→ Listed records
▬▬▬▬▬▬▬▬▬▬
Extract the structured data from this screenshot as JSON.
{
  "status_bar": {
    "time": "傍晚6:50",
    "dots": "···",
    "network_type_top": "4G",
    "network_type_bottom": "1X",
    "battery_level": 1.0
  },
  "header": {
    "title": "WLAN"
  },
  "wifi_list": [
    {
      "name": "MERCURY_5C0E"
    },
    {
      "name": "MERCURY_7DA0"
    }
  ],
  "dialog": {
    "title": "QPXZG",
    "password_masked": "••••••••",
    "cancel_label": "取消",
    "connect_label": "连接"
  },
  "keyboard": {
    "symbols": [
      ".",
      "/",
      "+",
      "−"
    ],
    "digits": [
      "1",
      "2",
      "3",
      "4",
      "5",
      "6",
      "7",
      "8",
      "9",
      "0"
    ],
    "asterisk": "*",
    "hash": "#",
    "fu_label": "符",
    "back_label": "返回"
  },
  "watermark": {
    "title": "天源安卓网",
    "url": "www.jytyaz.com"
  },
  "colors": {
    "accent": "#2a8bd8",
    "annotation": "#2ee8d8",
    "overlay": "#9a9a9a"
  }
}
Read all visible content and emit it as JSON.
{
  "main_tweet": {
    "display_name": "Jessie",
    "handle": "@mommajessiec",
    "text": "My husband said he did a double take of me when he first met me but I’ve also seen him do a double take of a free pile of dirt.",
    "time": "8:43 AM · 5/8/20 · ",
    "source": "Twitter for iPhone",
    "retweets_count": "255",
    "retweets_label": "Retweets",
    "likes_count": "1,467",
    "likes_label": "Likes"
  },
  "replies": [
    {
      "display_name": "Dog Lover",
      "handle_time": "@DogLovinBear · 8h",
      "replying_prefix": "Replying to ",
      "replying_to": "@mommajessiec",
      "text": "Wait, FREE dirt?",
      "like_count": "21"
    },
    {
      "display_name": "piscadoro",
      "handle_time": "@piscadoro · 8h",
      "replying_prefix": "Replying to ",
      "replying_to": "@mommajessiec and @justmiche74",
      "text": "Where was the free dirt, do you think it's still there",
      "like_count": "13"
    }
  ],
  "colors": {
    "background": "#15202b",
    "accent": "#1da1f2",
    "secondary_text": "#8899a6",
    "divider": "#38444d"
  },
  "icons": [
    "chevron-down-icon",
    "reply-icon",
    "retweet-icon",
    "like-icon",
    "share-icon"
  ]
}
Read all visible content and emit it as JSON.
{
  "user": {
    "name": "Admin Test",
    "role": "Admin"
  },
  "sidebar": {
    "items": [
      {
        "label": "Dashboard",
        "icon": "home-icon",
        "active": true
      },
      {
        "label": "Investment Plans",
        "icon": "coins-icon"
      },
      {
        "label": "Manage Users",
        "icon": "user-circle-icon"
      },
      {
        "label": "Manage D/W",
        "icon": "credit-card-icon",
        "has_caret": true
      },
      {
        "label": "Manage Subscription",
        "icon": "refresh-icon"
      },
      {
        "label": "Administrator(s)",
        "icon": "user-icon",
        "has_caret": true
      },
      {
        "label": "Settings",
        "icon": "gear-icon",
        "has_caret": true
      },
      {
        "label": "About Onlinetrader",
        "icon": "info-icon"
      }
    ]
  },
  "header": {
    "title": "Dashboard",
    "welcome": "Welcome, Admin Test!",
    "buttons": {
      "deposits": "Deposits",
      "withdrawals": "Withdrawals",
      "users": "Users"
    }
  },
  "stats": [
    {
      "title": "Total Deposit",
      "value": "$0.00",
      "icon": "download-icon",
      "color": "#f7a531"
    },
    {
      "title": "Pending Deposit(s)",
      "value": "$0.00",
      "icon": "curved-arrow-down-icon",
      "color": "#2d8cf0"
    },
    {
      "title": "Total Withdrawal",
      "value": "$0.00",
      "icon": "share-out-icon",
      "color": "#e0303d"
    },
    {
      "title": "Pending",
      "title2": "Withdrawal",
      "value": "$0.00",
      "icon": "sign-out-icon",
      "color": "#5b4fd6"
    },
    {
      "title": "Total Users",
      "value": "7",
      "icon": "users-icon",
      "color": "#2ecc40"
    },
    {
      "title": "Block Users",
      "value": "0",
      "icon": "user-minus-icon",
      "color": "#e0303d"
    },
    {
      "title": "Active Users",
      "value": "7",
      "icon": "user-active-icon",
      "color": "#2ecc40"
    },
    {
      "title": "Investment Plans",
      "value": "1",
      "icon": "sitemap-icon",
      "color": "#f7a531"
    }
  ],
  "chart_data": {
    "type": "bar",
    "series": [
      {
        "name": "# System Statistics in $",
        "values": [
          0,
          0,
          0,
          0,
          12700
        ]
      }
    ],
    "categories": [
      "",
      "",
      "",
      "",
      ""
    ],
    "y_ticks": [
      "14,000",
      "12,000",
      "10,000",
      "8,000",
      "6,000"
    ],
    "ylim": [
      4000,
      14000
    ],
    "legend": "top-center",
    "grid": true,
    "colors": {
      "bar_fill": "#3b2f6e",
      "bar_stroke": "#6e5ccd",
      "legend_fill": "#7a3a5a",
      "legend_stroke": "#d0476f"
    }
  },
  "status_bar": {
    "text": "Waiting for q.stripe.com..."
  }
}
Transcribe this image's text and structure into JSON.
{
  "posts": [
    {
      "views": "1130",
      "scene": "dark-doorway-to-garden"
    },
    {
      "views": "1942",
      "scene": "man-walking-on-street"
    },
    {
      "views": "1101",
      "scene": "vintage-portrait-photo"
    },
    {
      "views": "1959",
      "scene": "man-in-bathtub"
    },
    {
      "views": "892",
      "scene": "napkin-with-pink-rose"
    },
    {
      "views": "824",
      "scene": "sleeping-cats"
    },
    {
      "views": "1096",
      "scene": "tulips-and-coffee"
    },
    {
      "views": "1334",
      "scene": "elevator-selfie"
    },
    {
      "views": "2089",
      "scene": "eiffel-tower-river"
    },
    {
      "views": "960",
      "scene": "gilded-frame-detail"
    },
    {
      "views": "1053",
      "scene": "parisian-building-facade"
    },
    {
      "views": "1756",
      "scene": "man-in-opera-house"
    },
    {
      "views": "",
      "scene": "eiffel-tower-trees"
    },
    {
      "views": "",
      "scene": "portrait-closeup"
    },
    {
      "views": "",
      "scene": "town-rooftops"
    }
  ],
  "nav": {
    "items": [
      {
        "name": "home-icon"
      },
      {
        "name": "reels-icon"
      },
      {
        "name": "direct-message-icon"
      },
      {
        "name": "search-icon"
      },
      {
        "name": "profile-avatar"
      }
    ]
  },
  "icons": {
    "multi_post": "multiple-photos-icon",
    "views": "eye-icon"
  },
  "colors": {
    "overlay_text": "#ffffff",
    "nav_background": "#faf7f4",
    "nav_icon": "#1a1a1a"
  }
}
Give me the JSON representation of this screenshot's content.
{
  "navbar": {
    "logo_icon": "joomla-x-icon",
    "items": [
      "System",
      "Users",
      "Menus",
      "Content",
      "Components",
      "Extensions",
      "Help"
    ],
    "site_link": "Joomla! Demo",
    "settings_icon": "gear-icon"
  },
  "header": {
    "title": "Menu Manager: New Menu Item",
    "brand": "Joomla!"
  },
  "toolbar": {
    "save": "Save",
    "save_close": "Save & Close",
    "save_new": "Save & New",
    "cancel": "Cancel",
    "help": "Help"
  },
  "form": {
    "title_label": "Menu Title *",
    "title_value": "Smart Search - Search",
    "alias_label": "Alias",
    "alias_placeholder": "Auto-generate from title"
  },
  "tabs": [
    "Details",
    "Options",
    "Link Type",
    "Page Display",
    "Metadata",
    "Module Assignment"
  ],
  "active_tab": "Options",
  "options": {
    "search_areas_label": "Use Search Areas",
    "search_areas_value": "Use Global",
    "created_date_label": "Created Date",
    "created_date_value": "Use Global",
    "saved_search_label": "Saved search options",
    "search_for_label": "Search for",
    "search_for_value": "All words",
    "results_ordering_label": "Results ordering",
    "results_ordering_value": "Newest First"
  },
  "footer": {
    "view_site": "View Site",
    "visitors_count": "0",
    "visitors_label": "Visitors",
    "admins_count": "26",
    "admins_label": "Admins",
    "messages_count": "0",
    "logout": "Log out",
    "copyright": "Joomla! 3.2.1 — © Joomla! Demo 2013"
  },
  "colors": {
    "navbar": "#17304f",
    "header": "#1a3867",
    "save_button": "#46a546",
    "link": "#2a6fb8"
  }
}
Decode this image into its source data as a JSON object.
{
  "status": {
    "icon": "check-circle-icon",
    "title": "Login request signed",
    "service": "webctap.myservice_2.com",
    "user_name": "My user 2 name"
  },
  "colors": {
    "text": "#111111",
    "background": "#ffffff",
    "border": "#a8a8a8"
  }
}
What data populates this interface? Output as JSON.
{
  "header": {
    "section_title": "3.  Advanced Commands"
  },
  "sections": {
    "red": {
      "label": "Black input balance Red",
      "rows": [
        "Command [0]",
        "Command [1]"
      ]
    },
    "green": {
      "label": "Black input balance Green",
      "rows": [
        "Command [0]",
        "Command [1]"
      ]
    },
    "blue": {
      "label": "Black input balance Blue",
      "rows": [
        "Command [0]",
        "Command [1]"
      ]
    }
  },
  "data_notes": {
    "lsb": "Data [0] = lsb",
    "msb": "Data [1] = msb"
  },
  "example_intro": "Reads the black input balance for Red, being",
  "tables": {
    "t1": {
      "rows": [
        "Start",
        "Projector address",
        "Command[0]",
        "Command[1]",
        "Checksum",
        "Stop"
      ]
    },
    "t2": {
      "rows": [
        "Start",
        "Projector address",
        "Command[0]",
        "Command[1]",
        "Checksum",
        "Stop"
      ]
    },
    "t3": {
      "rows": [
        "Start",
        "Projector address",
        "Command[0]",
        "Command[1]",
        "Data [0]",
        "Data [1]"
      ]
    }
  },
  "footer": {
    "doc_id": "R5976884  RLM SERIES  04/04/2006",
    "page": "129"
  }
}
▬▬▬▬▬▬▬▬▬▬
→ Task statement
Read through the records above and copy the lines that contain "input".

→ Response
      "label": "Black input balance Red",
      "label": "Black input balance Green",
      "label": "Black input balance Blue",
  "example_intro": "Reads the black input balance for Red, being",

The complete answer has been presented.